▸ ASSIGNMENT:
Word for word, write out the entries that follow, omitting all pictures.

DATA IN THIS EXERCISE below:

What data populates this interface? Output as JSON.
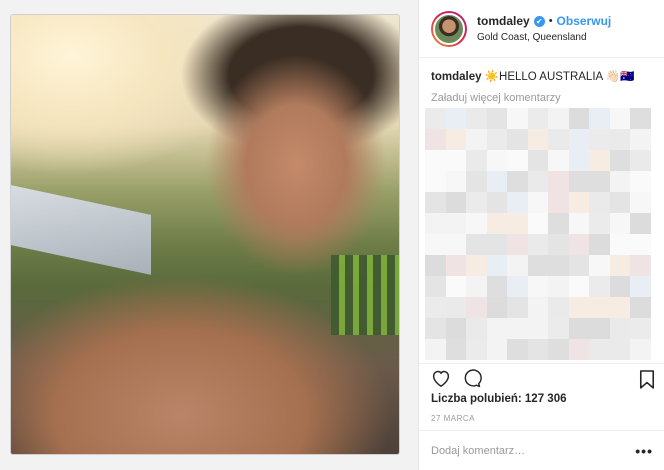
{
  "post": {
    "username": "tomdaley",
    "verified_mark": "✔",
    "separator": "•",
    "follow_label": "Obserwuj",
    "location": "Gold Coast, Queensland",
    "caption_user": "tomdaley",
    "caption_text": " ☀️HELLO AUSTRALIA 👋🏻🇦🇺",
    "load_more_label": "Załaduj więcej komentarzy",
    "likes_label": "Liczba polubień: 127 306",
    "date": "27 MARCA",
    "comment_placeholder": "Dodaj komentarz…",
    "more_label": "•••"
  },
  "icons": [
    "heart-icon",
    "comment-icon",
    "bookmark-icon",
    "verified-icon",
    "more-options-icon"
  ],
  "colors": {
    "accent": "#3897f0",
    "text": "#262626",
    "muted": "#999999"
  }
}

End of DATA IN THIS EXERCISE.

▸ WRITTEN SOLUTION:
What data populates this interface? Output as JSON.
{
  "post": {
    "username": "tomdaley",
    "verified_mark": "✔",
    "separator": "•",
    "follow_label": "Obserwuj",
    "location": "Gold Coast, Queensland",
    "caption_user": "tomdaley",
    "caption_text": " ☀️HELLO AUSTRALIA 👋🏻🇦🇺",
    "load_more_label": "Załaduj więcej komentarzy",
    "likes_label": "Liczba polubień: 127 306",
    "date": "27 MARCA",
    "comment_placeholder": "Dodaj komentarz…",
    "more_label": "•••"
  },
  "icons": [
    "heart-icon",
    "comment-icon",
    "bookmark-icon",
    "verified-icon",
    "more-options-icon"
  ],
  "colors": {
    "accent": "#3897f0",
    "text": "#262626",
    "muted": "#999999"
  }
}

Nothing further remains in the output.